by Mark Zalewski
November 8, 2016
In today’s CyclingTips Daily News Digest: Mareczko doubles wins at Tour of Taihu Lake; Van der Poel and De Boer dominate at Ruddervoorde; Nathan Haas on nerve damage, backing Cavendish and tussling with Sagan; Rubén Fernández extends with Movistar; Many riders still looking for contracts; Aaron Timmer Brown, liable for Kimmage Fund money, resurfaces; UCI and EUC heads push European Union to promote cycling infrastructure; Drama surrounding Portsmouth Tour de France bid; Alé Cipollini Galassia presents 2017 team; UCI Track World Cup highlights; Keagan Girdlestone continues road to recovery with first coffee shop ride.

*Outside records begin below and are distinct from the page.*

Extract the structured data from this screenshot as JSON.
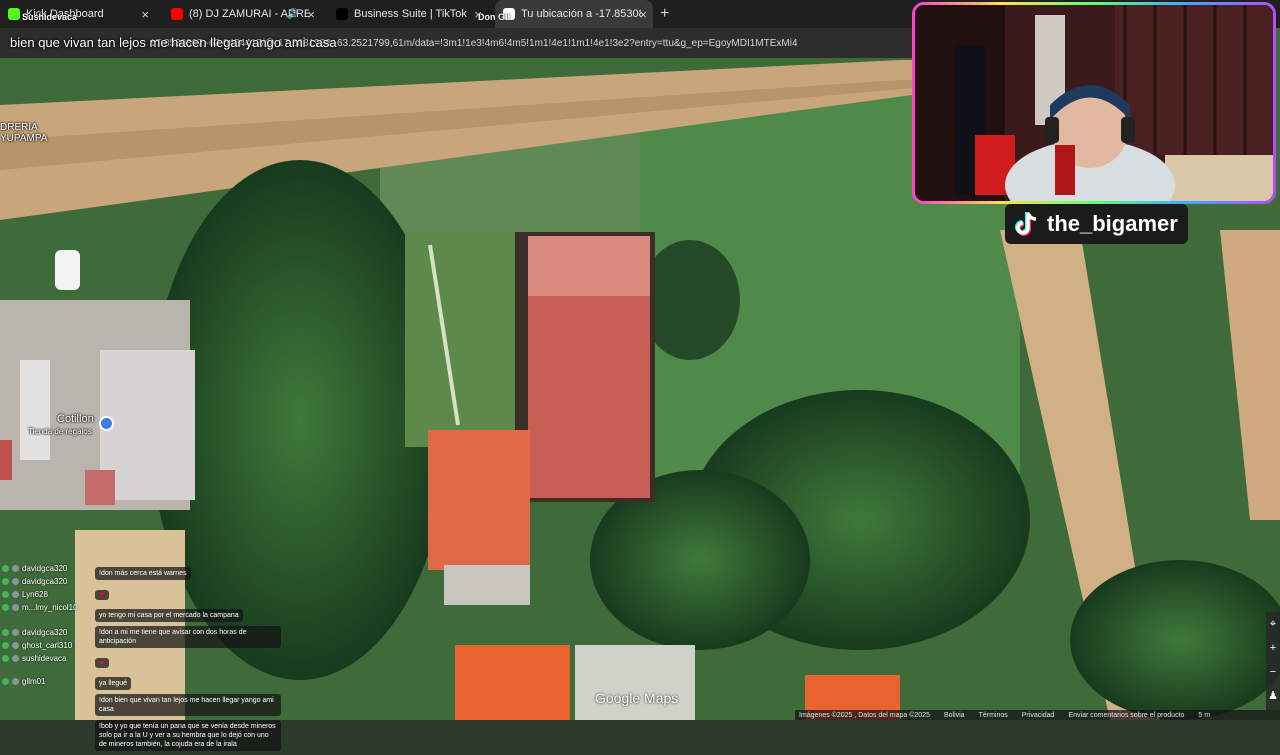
{
  "browser": {
    "tabs": [
      {
        "title": "Kick Dashboard",
        "favicon_color": "#53fc18",
        "active": false
      },
      {
        "title": "(8) DJ ZAMURAI - ARRECO...",
        "favicon_color": "#ff0000",
        "active": false
      },
      {
        "title": "Business Suite | TikTok",
        "favicon_color": "#000000",
        "active": false
      },
      {
        "title": "Tu ubicación a -17.8530897...",
        "favicon_color": "#ffffff",
        "active": true
      }
    ],
    "new_tab_label": "+",
    "url": "17.8530897,-63.0454417/@-17.8831988,-63.2521799,61m/data=!3m1!1e3!4m6!4m5!1m1!4e1!1m1!4e1!3e2?entry=ttu&g_ep=EgoyMDI1MTExMi4",
    "overlay_names": [
      "Sushidevaca",
      "Don Gil"
    ]
  },
  "caption_text": "bien que vivan tan lejos me hacen llegar yango ami casa",
  "map": {
    "labels": {
      "shop_top_left": "DRERIA\nYUPAMPA",
      "place_name": "Cotillon",
      "place_category": "Tienda de regalos"
    },
    "google_logo": "Google Maps",
    "attribution": [
      "Imágenes ©2025 , Datos del mapa ©2025",
      "Bolivia",
      "Términos",
      "Privacidad",
      "Enviar comentarios sobre el producto",
      "5 m"
    ],
    "zoom_in": "+",
    "zoom_out": "−"
  },
  "webcam": {
    "streamer_name": "the_bigamer",
    "border_colors": [
      "#ff3fd0",
      "#ffe04a",
      "#5bff7a",
      "#3fa8ff",
      "#b34bff"
    ]
  },
  "chat": {
    "users": [
      "davidgca320",
      "davidgca320",
      "Lyn628",
      "m...lmy_nicol10",
      "davidgca320",
      "ghost_carl310",
      "sushidevaca",
      "gllm01"
    ],
    "messages": [
      "!don más cerca está warnes",
      "",
      "yo tengo mi casa por el mercado la campana",
      "!don a mi me tiene que avisar con dos horas de anticipación",
      "",
      "ya llegué",
      "!don bien que vivan tan lejos me hacen llegar yango ami casa",
      "!bob y yo que tenía un pana que se venía desde mineros solo pa ir a la U y ver a su hembra que lo dejó con uno de mineros también, la cojuda era de la irala"
    ]
  }
}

With cycling contracts running with the calendar year, the end of the road is nearing for those still searching for ride next year, while others breathe a sigh of relief at a late offer. The folding of two WorldTour teams is also exacerbating the problem for some riders, with fewer spots possibly available.
Sergio Paulinho, who rode at the WorldTour level in support of Alberto Contador for ten years, will ride in the third division next season.
Two prime examples of this are Tinkoff’s Sergio Paulinho and Amets Txurruka (ORICA-BikeExchange).
Paulinho, a longtime teammate and support rider for Alberto Contador, is feeling the effects of one of the folding teams with Tinkoff. The 36-year-old has spent ten years at the top WorldTour level, but will move down to the lowest level next year with the Portuguese Efatel team, racing the UCI Continental level.
While a demotion to the third division will be quite a change, it is still better than no contract at all, as is the case with Txurruka. His team chose not to renew his contract and he has yet to land a new team for 2017.
“I was aware that this might have happened, since I only had a contract for one year, but I would have liked to have had another year to show what I was capable of,” he said. “They were happy with the work that I had done, but with the young Australians they have, like Power and Haig, they decided to go for other riders.”
Click through to read more at VeloNews.